(Entries taken from a collection)
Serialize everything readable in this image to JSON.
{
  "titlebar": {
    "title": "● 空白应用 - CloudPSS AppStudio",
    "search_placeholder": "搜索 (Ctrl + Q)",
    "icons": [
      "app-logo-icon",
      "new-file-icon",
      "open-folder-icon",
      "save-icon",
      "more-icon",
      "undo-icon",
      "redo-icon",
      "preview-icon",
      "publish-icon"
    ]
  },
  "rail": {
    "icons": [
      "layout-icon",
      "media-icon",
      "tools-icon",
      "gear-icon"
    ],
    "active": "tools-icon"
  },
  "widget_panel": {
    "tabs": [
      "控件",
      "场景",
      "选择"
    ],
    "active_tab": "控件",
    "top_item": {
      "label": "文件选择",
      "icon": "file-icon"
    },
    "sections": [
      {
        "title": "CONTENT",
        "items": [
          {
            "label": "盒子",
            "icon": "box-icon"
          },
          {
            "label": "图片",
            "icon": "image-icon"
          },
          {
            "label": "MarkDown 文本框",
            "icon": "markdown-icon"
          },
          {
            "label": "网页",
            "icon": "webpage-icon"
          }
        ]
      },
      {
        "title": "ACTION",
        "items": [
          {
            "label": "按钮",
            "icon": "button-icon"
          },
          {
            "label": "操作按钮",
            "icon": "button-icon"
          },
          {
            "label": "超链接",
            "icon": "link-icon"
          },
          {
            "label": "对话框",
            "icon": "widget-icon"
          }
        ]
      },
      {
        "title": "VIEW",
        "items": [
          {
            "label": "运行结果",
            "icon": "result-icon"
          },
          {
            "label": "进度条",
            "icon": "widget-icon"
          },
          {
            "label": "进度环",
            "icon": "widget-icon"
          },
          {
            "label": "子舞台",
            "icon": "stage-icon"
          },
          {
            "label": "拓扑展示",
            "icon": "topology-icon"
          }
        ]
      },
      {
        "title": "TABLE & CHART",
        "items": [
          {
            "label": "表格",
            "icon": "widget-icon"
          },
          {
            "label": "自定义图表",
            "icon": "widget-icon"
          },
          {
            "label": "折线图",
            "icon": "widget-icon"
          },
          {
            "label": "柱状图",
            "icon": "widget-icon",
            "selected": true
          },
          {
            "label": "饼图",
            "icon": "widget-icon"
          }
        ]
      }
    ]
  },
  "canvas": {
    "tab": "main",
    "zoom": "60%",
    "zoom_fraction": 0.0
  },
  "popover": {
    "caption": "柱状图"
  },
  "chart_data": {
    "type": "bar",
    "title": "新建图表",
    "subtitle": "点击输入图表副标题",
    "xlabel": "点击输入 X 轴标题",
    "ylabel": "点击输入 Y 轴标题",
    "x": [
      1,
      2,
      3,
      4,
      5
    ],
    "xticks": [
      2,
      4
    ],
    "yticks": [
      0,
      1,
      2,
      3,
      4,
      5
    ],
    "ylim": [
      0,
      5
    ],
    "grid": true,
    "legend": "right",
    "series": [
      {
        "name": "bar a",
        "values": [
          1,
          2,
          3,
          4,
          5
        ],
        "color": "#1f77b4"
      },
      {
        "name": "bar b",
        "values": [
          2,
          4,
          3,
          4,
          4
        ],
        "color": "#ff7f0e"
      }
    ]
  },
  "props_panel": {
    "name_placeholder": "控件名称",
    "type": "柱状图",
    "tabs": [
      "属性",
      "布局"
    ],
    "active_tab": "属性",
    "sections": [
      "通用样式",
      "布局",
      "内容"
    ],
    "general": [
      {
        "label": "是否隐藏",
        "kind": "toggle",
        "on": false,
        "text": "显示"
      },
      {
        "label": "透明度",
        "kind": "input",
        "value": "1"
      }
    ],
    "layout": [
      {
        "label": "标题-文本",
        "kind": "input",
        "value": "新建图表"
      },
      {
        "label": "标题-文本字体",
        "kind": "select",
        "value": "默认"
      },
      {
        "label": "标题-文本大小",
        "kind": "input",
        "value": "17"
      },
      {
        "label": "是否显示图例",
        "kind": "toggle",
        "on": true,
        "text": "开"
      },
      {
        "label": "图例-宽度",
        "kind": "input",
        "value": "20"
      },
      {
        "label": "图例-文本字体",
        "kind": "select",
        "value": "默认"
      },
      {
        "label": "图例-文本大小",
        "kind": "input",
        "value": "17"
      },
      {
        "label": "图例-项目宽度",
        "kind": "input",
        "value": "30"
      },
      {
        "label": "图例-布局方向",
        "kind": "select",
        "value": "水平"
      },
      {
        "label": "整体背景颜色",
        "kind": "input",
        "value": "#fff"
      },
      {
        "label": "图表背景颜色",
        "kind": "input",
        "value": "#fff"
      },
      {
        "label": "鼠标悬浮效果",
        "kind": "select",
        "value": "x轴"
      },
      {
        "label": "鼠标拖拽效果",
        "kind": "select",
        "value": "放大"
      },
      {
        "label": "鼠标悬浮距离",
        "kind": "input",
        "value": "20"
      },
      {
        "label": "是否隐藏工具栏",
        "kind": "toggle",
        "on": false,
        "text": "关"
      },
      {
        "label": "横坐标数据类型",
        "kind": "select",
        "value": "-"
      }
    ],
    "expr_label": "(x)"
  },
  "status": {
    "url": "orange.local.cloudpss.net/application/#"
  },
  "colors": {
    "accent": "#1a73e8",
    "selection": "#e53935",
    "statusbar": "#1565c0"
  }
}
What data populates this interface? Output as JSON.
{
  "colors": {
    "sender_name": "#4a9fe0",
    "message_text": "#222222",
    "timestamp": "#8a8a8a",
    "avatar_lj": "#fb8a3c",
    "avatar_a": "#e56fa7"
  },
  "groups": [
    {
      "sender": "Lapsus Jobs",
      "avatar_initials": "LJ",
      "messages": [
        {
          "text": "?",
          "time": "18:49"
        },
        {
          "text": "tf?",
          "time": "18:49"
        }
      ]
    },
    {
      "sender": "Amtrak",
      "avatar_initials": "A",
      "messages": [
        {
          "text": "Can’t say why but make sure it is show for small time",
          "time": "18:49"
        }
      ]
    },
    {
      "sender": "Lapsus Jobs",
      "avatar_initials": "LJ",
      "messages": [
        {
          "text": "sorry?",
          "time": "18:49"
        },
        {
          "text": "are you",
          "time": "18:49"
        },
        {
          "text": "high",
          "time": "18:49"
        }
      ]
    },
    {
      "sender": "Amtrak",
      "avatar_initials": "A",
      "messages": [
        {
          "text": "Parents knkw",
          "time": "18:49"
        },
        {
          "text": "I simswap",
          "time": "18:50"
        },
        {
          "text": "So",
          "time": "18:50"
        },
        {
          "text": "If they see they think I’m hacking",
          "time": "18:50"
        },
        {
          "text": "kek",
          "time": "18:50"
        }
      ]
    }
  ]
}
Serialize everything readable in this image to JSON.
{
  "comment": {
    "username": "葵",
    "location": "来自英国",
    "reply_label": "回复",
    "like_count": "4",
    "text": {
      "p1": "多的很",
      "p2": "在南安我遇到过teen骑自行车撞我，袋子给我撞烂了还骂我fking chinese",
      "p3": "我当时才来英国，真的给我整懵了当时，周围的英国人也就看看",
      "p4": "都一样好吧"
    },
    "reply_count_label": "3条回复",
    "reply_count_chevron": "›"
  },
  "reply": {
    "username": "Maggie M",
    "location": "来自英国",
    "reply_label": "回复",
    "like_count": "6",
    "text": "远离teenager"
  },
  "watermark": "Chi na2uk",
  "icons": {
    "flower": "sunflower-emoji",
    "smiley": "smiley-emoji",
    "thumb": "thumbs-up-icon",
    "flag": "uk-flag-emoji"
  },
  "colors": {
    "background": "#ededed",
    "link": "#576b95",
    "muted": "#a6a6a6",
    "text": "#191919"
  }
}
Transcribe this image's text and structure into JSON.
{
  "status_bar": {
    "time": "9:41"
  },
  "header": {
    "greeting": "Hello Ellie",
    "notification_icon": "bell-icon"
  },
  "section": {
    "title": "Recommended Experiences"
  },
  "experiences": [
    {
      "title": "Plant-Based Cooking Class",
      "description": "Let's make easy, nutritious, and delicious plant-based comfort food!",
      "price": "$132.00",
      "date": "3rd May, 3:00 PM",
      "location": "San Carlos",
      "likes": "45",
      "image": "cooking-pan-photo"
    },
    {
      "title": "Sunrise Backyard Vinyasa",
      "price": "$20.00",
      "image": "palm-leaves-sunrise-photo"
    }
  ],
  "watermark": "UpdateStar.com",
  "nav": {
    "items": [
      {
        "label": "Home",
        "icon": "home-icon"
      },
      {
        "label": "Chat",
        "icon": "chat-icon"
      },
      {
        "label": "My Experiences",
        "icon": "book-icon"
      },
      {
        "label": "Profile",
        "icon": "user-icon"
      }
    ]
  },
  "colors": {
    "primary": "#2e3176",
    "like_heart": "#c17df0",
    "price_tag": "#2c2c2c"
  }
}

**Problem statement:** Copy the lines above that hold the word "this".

**Written response:**
Serialize everything readable in this image to JSON.
What data populates this interface? Output as JSON.
Serialize everything readable in this image to JSON.
Transcribe this image's text and structure into JSON.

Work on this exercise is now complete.